    Still, I doubt I'll ever get used to using just one space after the end of a sentence myself, and I'm probably gonna be one of the last to go along with this trend. Of course, I've also rebelled against back-and-forth changes in grammar rules over the years - like where one does or does not put a comma, for example.

    The way I look at this whole matter is this: changes in the rules for writing style and grammar are just two of the things that I consider a royal pain in the "you-know-what!"

  2. Typing two spaces after periods is one of my pet peeves. I never liked doing it but was forced to in the workplace. But apparently a number of people have dealt with this issue because most word processing programs can be set to put one or two spaces after periods. If you type two spaces, your computer will automatically change it to one space as you type. Both WordPerfect and Microsoft Word have this provision. And just to double check, you can search and replace "two spaces" with "one space." Just hit your space bar once or twice in the appropriate search and replace boxes.

  3. Thanks for the tip -- will do. Still have the problem when I'm not using my own software or keyboard, but at least there's some hope for me.

  4. Peggy,

    If you are working with Microsoft Word, there's any easy fix to get rid of the two spaces before your document is finalized. I'm an editor, and I use this trick all the time with authors who submit manuscripts with two spaces. Just go to your "edit" menu and select "replace". Type two spaces in the "replace X" box, and a single space in the "replace with Y" box. Rinse and repeat until done.

  5. All I have to say is THANK YOU for this article. I've been arguing for a continuation of the old 2-spacs for years, finding the extra little space a necessary visual que that it really is the end of the sentence, and finding all those fancy fonts not quite doing the trick, even if they did correct that whole wide-letter vs. narrow-letter thing.

    But, if you can adjust, I can adjust.

    Hopefully someday all those word-processing software programs can adjust, too. Meanwhile, I vote with the folk above on the search-and-replace solution.

  6. Peggy,

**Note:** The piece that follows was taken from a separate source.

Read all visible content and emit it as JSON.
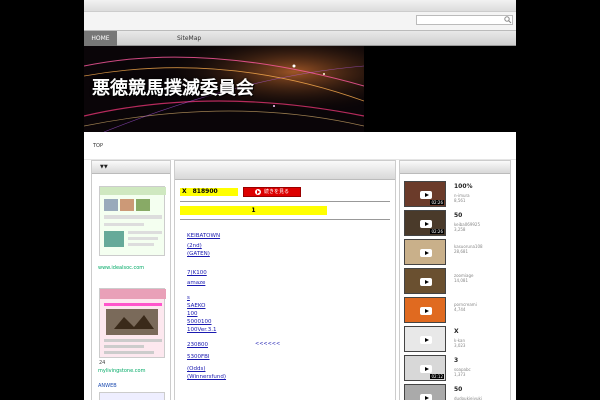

    I think you are two quick to bow to this often vehemently ( and obnoxiously) held opinion. Most of what we write is meant for other people to read on paper. In this context, two spaces works much better. For a long time, I switched to one space because two was "only a typewriter convention," but I long ago switched back, making everything easier on the eye.

    Stand up for your convictions, girl.